I am the scion of both the fallen and risen groups. I am mainly, though, the son of two people who are "from a small town." Both grew up, one in a family that had been very important before the Civil War and become impoverished during Reconstruction, and the other that had been part of the southern professional class during the whole time and therefore had remained prosperous, before the interstate system, and both had memories of their towns as important places with set social orders and strong value systems. My observation is starkly different, because I return after their professional lives, after the interstates made their towns otiose. I had seen before, though, what I have seen here, more than once.

In the blank American town, the person with land owns, and retains ownership. That person has the capacity to generate wealth when necessary, and usually to gain more wealth. More to the point, such a person gains the ability to rent. In the actual terms of Adam Smith, such a person becomes a naive capitalist. Because the microtown is cut off, because the Interstate is forty miles that way or that way, because "those people in [Big City]" do things differently, the landed individual inherits the social position of the founder without inheriting the values of the founder.

The pioneer who crosses the plains to set up a community and decides to put his life, wife, and future at stake to live with the rest of his wagon train in a particular valley is dedicated, vitally, to the concept of cooperation. Contrary to NRA pamphlets, such persons were not dedicated to shooting things and people and "freedom." Even if the people who settled were weirdos there to get gold, the ones who stayed were pretty passionate about the idea of a town that functioned by law and fairness. Those "founders," like the aristocratic families of the south, took care to inculcate in their children a code of compassion and fairness (at the end of a lash, if necessary). The person who acquires simply to overcome the unfairness of the capitalist system, on the other hand, may inculcate a different set of values, may have a different lesson to teach. In microtowns now, that is the person, through abdication and abnegation, who is the town leader.
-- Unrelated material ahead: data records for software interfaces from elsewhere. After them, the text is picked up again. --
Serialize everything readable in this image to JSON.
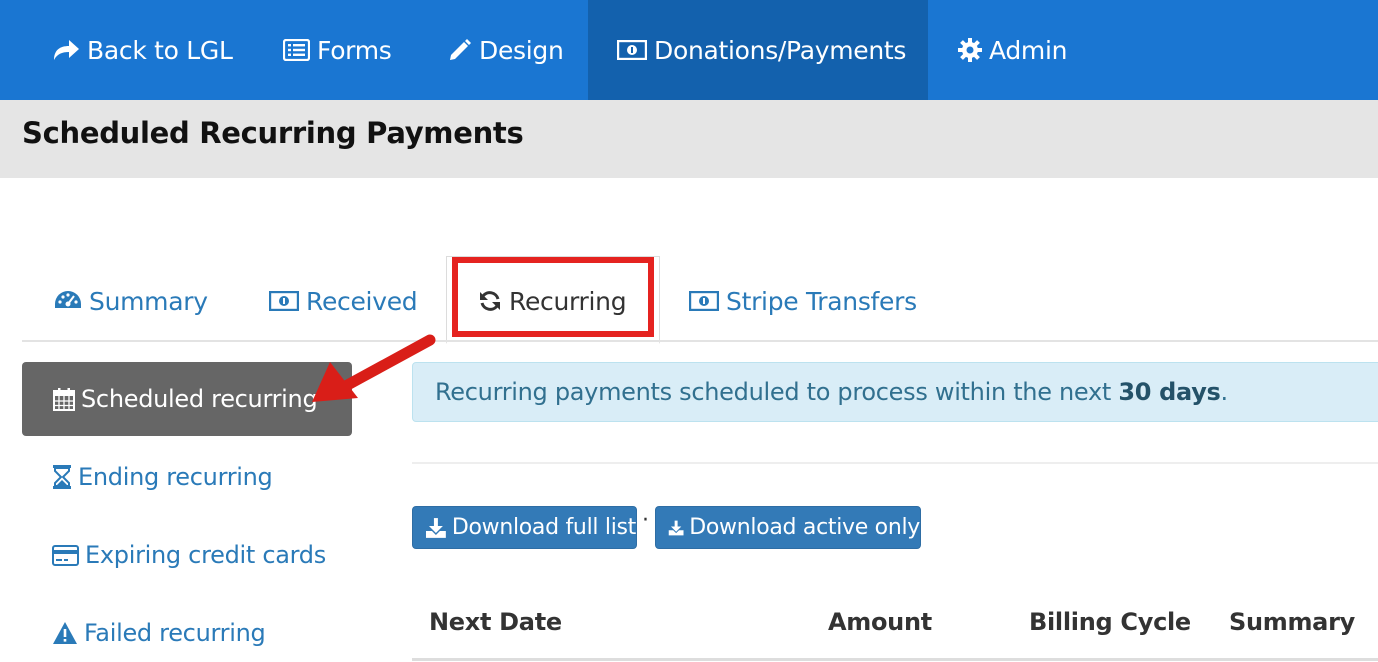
{
  "topnav": {
    "items": [
      {
        "label": "Back to LGL",
        "icon": "share-arrow-icon"
      },
      {
        "label": "Forms",
        "icon": "list-icon"
      },
      {
        "label": "Design",
        "icon": "pencil-icon"
      },
      {
        "label": "Donations/Payments",
        "icon": "money-icon",
        "active": true
      },
      {
        "label": "Admin",
        "icon": "gear-icon"
      }
    ],
    "bg_color": "#1a76d2",
    "active_bg_color": "#1361ad"
  },
  "page": {
    "title": "Scheduled Recurring Payments"
  },
  "tabs": [
    {
      "label": "Summary",
      "icon": "dashboard-icon"
    },
    {
      "label": "Received",
      "icon": "money-icon"
    },
    {
      "label": "Recurring",
      "icon": "refresh-icon",
      "active": true
    },
    {
      "label": "Stripe Transfers",
      "icon": "money-icon"
    }
  ],
  "sidebar": {
    "items": [
      {
        "label": "Scheduled recurring",
        "icon": "calendar-icon",
        "active": true
      },
      {
        "label": "Ending recurring",
        "icon": "hourglass-icon"
      },
      {
        "label": "Expiring credit cards",
        "icon": "credit-card-icon"
      },
      {
        "label": "Failed recurring",
        "icon": "warning-icon"
      }
    ]
  },
  "alert": {
    "text_before": "Recurring payments scheduled to process within the next ",
    "text_bold": "30 days",
    "text_after": "."
  },
  "buttons": {
    "download_full": "Download full list",
    "separator": "·",
    "download_active": "Download active only"
  },
  "table": {
    "columns": [
      "Next Date",
      "Amount",
      "Billing Cycle",
      "Summary"
    ]
  },
  "annotations": {
    "highlight_color": "#e52320"
  }
}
[I've detained you enough for one essay. I will continue with part three, but it will come sooner than this one did. Rising gorge wants out.]
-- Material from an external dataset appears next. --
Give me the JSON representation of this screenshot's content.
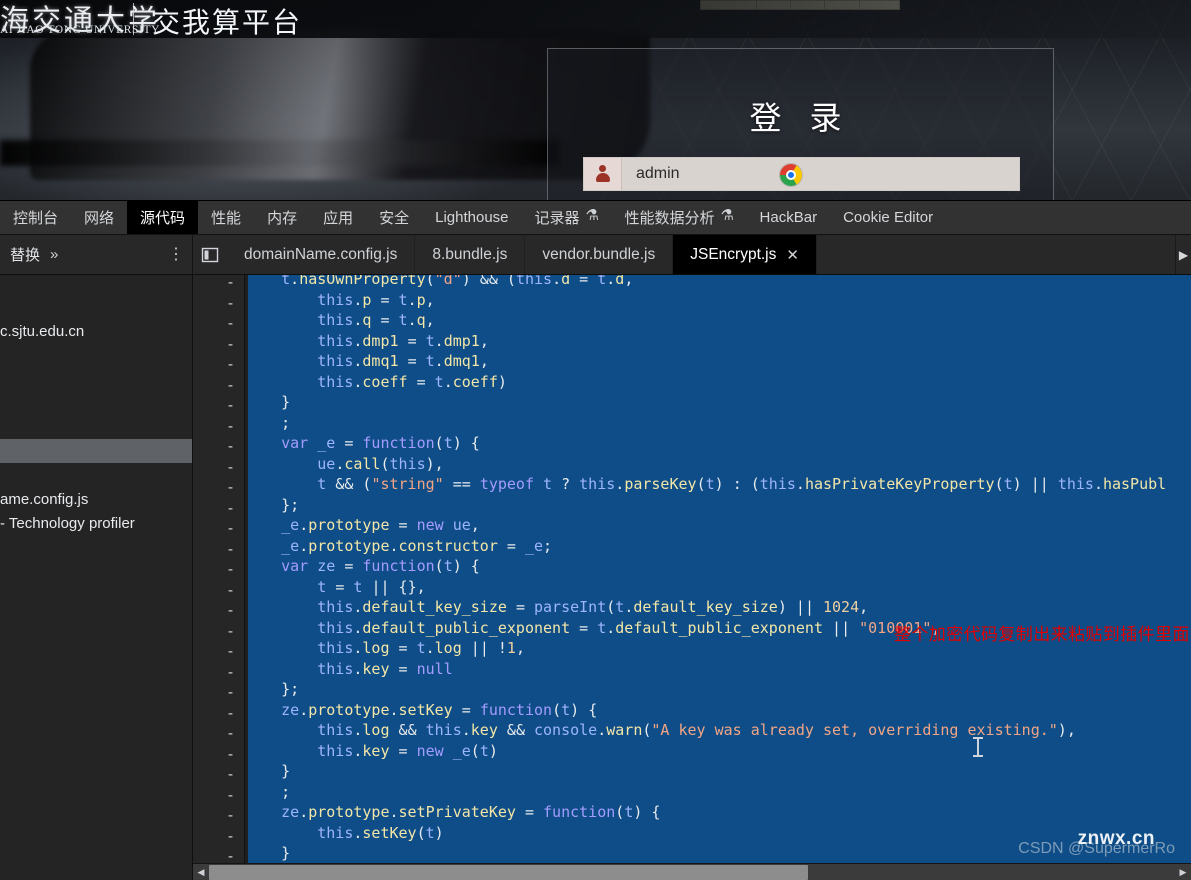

2 comments:

K. Scott said...

Still finding myself in stark disagreement with some of your basic premises, but I'll reserve judgement until you have posted your last on the subject.

The Geogre said...

Uh-oh. Seriously? I thought the neo-feudal thing was pretty acute. From that bit of lumber the flag will fly.

Anyway, I reckon tomorrow. I tend to get all essay-ish after church.